E10 contains up to 10% Bio ethanol as opposed to E5 which is up to 5% bio-ethanol.
It might be expected that bio ethanol is carbon neutral: i.e. the carbon is absorbed when the source is grown and emitted when burnt. However energy is used to produce bio ethanol, farming it fertilizer, harvesting, processing, transport: I have not seen a recent paper in 1995 it came out at between 138% and 262% output for energy input: depends on the source crop, method of farming and other products: would be interesting is someone is able to provide genuine more up to date figures. Of course energy also needs to be input to produce petrol: extract, transport, refine Petrol (gas) but I could see any comparable analysis on percentage return: but again this would be a range depending on source, refining process, transport.
E10 will produce some reduction in Carbon Monoxide and particulate matter but it is still 90% petrol.
Apparently there would be a small reduction in MPG but overall there is a reduction in CO2 emissions. Some older cars may not be able to run on E10: in UK all cars manufactured from 2011 can run on it but some pre 2011 cars may not: if UK E5 will still be available.
E10 petrol is already widely used around the world, including across Europe, the US and Australia. It has also been the reference fuel against which new cars are tested for emissions and performance since 2016.
It has been widely adopted and I have no doubt it is based on detailed analysis so I would have to assume it is environmentally more friendly but it is still 90% petrol.
An electric vehicle of course uses no petrol and produces no tailpipe emissions although the reduction on CO2 will depend on the source of the electricity.
Bio fuels may well be part of the future balance of transport but EVs seem to be the way forward as the mainstream for private cars as to seek to 100% replace petrol with 100% biofuels would result in competition with food production or alternatively further loss of natural habitat: it does not make environmental sense to cut down rainforest to grow a crop for fuel.
Looking at the environmental impact of biofuels is a complex area.

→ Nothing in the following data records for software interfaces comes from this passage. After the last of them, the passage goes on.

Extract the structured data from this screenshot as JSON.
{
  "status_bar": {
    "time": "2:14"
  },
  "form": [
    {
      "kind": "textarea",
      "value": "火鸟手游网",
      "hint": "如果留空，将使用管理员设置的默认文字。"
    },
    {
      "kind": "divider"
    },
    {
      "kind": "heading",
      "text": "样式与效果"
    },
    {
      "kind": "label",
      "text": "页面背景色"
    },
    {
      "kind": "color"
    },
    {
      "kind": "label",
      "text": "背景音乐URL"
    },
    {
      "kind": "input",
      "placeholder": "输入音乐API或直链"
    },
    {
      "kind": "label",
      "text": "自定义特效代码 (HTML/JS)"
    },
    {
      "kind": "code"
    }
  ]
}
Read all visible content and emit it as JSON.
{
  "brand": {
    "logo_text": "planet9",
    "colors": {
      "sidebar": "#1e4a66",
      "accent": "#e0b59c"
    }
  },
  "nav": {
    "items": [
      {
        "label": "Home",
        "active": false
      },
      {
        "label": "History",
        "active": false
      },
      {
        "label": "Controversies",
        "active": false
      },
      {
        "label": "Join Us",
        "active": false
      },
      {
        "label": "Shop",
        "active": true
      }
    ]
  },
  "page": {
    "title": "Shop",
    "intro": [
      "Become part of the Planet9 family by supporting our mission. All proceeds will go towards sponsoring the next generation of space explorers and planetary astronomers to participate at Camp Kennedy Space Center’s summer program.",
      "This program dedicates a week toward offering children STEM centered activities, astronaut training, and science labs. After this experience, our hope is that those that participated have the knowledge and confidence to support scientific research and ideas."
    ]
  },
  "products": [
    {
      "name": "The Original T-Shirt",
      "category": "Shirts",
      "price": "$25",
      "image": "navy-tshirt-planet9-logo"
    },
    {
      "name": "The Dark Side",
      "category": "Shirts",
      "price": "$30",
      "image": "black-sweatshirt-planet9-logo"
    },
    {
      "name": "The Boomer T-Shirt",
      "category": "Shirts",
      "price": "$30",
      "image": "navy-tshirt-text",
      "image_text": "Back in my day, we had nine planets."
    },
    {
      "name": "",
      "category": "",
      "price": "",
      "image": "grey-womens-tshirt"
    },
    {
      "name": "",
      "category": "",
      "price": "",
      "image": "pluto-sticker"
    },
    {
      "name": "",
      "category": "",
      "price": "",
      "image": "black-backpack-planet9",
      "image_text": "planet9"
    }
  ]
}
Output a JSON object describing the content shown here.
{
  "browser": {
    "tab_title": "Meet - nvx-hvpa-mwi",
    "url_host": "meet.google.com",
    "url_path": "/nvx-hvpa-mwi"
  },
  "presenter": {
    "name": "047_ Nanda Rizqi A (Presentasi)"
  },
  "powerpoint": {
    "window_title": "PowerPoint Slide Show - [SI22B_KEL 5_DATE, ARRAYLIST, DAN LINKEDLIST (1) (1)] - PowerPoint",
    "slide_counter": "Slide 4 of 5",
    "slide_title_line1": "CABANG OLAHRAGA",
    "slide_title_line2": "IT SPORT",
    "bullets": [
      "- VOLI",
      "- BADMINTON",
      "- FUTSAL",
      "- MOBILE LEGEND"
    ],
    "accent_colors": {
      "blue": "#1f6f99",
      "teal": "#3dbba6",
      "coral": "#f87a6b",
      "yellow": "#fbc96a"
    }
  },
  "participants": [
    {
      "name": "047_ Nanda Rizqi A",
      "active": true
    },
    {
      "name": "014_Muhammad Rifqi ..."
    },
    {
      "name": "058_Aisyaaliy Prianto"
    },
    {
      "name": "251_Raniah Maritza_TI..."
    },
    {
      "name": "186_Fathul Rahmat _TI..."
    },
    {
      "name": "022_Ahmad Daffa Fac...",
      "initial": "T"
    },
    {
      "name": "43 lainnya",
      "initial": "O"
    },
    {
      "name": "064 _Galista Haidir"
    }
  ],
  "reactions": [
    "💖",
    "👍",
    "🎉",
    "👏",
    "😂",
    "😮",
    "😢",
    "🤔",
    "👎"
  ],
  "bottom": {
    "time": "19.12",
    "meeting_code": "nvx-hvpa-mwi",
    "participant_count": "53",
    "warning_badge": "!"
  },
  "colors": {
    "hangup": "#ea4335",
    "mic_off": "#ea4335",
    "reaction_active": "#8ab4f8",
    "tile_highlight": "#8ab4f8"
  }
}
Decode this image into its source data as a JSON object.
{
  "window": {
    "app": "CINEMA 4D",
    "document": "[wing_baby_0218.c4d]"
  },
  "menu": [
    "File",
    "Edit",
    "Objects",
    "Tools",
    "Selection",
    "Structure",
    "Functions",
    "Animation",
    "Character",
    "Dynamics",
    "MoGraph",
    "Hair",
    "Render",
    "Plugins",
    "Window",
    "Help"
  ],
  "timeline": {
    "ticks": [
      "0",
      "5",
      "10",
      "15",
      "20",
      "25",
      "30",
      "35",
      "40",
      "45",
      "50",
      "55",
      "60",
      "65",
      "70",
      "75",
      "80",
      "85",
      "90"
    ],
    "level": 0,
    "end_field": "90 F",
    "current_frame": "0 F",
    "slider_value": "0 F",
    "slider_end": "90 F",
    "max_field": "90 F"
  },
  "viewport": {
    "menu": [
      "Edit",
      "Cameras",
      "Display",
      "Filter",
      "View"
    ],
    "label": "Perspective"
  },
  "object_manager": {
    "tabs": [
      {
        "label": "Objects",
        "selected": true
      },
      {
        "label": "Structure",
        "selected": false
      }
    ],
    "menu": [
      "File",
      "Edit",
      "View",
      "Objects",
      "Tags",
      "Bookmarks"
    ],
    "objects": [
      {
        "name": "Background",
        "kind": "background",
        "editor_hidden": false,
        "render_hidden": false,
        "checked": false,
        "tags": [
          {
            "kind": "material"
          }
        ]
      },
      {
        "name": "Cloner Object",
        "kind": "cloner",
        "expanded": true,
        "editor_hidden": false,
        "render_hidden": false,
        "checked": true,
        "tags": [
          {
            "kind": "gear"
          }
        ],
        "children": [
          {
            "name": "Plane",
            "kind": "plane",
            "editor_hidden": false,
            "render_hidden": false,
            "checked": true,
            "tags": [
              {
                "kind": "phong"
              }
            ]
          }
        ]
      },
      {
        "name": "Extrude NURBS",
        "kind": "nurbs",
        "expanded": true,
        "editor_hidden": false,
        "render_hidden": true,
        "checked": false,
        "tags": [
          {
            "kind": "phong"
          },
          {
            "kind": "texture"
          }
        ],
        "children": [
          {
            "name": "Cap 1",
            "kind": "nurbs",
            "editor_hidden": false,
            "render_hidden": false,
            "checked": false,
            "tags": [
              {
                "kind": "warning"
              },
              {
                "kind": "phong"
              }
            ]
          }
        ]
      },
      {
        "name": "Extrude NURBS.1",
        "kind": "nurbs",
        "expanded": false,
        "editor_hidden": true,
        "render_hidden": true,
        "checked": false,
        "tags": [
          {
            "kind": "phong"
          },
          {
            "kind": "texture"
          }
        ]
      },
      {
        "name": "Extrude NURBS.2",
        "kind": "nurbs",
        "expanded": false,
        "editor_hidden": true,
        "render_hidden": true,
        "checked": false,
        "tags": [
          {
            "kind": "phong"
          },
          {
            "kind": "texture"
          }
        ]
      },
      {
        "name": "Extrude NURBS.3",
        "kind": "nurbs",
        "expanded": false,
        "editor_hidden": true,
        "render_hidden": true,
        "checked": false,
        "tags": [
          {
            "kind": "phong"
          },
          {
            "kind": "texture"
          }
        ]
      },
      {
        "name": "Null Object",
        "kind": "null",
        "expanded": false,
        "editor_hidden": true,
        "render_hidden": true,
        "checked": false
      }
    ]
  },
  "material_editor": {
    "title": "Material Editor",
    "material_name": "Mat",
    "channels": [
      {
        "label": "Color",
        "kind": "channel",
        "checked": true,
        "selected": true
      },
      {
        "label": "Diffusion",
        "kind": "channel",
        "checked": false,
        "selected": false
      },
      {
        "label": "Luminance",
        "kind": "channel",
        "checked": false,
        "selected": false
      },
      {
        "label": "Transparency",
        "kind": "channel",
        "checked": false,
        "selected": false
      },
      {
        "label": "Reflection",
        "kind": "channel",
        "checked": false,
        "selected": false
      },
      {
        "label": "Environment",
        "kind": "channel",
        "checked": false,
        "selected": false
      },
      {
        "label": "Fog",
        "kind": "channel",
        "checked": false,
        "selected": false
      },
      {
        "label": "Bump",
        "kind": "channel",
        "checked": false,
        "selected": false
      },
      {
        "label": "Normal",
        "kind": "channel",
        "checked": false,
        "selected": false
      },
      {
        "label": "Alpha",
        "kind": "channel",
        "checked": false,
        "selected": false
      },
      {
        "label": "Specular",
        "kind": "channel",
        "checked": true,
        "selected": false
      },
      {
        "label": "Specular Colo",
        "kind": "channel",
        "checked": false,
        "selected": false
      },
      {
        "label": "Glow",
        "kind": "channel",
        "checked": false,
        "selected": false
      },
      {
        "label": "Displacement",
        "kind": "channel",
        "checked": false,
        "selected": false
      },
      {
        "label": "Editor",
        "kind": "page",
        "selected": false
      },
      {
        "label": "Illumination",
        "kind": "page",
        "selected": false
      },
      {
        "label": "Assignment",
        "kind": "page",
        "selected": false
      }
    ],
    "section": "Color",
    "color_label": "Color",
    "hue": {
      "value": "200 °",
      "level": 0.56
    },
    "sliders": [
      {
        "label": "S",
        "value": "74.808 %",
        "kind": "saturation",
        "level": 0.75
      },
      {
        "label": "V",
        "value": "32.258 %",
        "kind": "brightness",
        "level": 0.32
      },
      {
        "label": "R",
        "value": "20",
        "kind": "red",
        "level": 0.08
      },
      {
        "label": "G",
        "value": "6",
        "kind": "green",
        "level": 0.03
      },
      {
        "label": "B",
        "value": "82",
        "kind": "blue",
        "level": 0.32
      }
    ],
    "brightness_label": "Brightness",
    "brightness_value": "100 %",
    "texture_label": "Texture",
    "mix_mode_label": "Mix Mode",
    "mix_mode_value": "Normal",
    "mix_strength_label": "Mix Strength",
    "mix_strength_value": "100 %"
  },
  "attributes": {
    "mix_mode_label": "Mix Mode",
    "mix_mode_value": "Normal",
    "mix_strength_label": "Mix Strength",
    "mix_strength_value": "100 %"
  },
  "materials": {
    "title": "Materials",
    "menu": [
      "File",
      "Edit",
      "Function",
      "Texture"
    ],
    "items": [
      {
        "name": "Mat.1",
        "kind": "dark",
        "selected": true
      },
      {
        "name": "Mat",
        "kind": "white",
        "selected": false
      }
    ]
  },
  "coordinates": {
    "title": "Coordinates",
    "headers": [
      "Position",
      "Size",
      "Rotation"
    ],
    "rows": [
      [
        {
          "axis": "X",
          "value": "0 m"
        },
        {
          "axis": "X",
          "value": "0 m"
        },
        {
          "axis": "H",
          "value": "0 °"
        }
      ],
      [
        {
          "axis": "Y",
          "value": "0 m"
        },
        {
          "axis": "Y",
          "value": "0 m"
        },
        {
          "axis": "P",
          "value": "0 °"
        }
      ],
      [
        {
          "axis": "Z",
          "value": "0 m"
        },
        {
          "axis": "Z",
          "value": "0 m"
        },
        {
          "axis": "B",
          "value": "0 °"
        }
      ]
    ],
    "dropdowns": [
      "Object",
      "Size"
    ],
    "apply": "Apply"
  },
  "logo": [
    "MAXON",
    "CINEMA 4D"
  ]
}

I understand some biofuels can be produced from what would otherwise be waste from food production which is clearly the best option: but I would have thought the volumes would only allow for a small percentage of vehicles to run on biofuels: perhaps some of those where battery is not practical.
Would be interesting to hear from someone who really has experience in bio fuels.